In the first quarter of 2015, the history books were rewritten with the Millennial generation (adults between the ages of 18-34) taking over the largest segment of the American workforce and are projected to form 50% of the global workforce by 2020.
This crop of workers come equipped with multiple degrees, a diverse pedigree – and perhaps a slight sense of entitlement. However, they get a bad rap as the “hand out” generation because the groundwork has already been laid out for them to ease into.
This is a new wave of people that are bringing a different approach to the workplace, and instead of being condescending – maybe it’s time to start embracing their perspective.
Why this matters
Take in a few of these metrics from a study conducted by the Intelligence Group to shed some light on how they are reshaping the workplace.
- 64% of them say it’s a priority for them to make the world a better place.
- 72% would like to be their own boss – but if they do have to work for a boss, 79% of them would want that boss to serve more as a coach or mentor.
- 88% prefer a collaborative work-culture rather than a competitive one.
- And 74% want flexible work schedules.
The new generation of employees want the autonomy and flexibility to work anywhere without the feeling of being anchored to one chair day in and day out. With a larger surge in remote workers – this doesn’t seem like a far-fetched request.
Millennials are shattering the traditional 9-5
Firstly, this generation cannot accept being a cog in the machine, going through the motions of a 40-hour workweek just to get by. They don’t even want a work-life balance. They’re restructuring the contemporary workplace model with a blend between their work and life. The two have to be intertwined with their vision in life to create a unique concoction that is specifically tailored to them.
Think that Millennial turnover doesn’t warrant a second’s worth of attention? Think again. 87% of companies are reporting a cost of between $15,000 and $25,000 to replace each lost Millennial employee. It’s time to rethink their role in your organization – and to also mitigate any more damaging losses.

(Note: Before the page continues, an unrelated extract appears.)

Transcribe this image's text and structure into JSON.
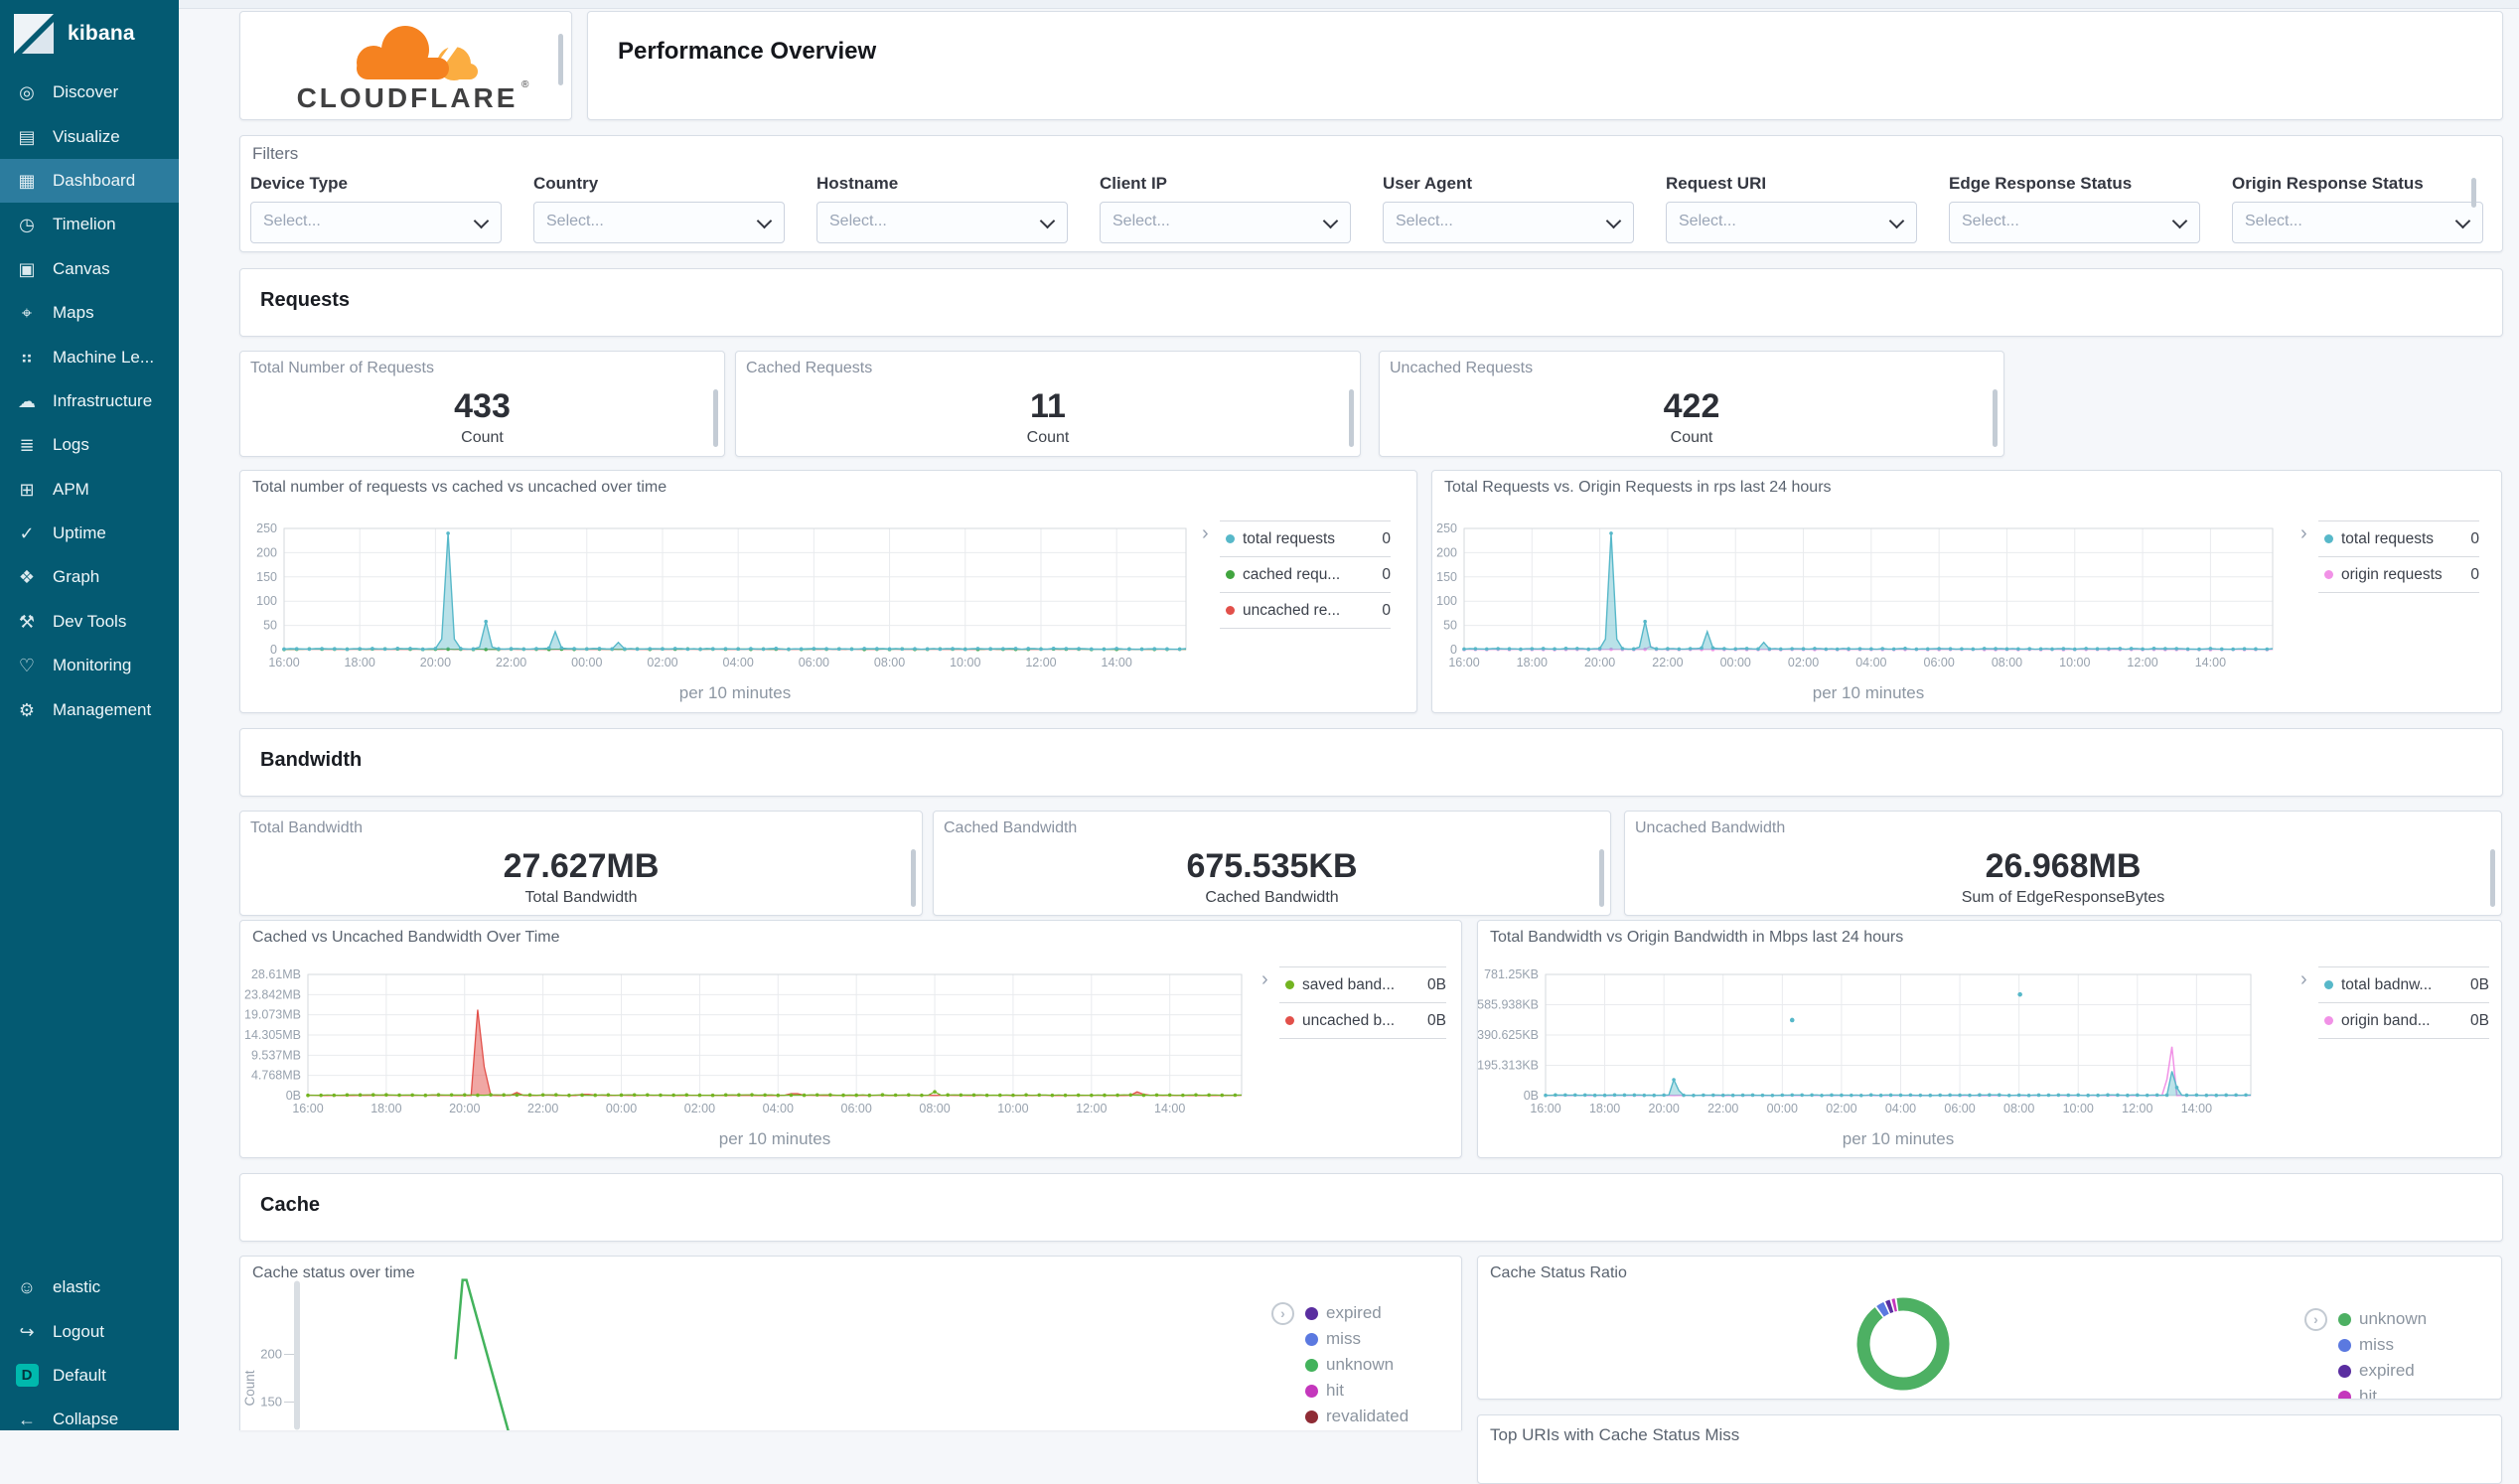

Smart organizations adjust to the unique Millennial style
It doesn’t take a Rhodes scholar to analyze the upward trajectory of these forecasted trends and realize it would be in the best interest of their organization to move forward and begin adjusting to the Millennial style – and learn what motivates them.
No organization can afford not to recruit the best talent – and that especially includes the best talent from the Millennials.
–Jamie Gutfreund, chief strategy officer for the Intelligence Group.
It boils down to how well companies are embracing this eventual changing of the guard and the influx of younger workers being injected into their companies – and comprehending what exactly they want.
We just need to find ways to wrangle them into our organizations in a manner that they find compelling and consistent with their distinct values.
–Shara Senderoff, Fast Company’s 100 Most Creative People in Business.
Top 3 most surprising aspects about Millennials in the workforce
- They are fearless
Millennials have all the confidence and courage to take action against what they believe in. This type of bold passion is resonating throughout offices everywhere.
- Money is an afterthought
Millennials are beginning to embody the mantra that “earning money at the cost of your well-being is not worth it,” – they would rather put purpose ahead of monetary compensation. They aren’t motivated by money, but rather, they ‘aim to make the world more compassionate, innovative, and sustainable.’
- They embrace failure
Making mistakes only means that you’re trying new things. Failure is the opportunity to begin again more intelligently.
Believe it or not, the average age of a Product Manager falls under the Millennial age bracket – highlighting the importance towards this hybrid role and the overall demographic itself. Learn the intricacies of this role by downloading our free eBook: 9 Industry Secrets for Hiring Product Managers.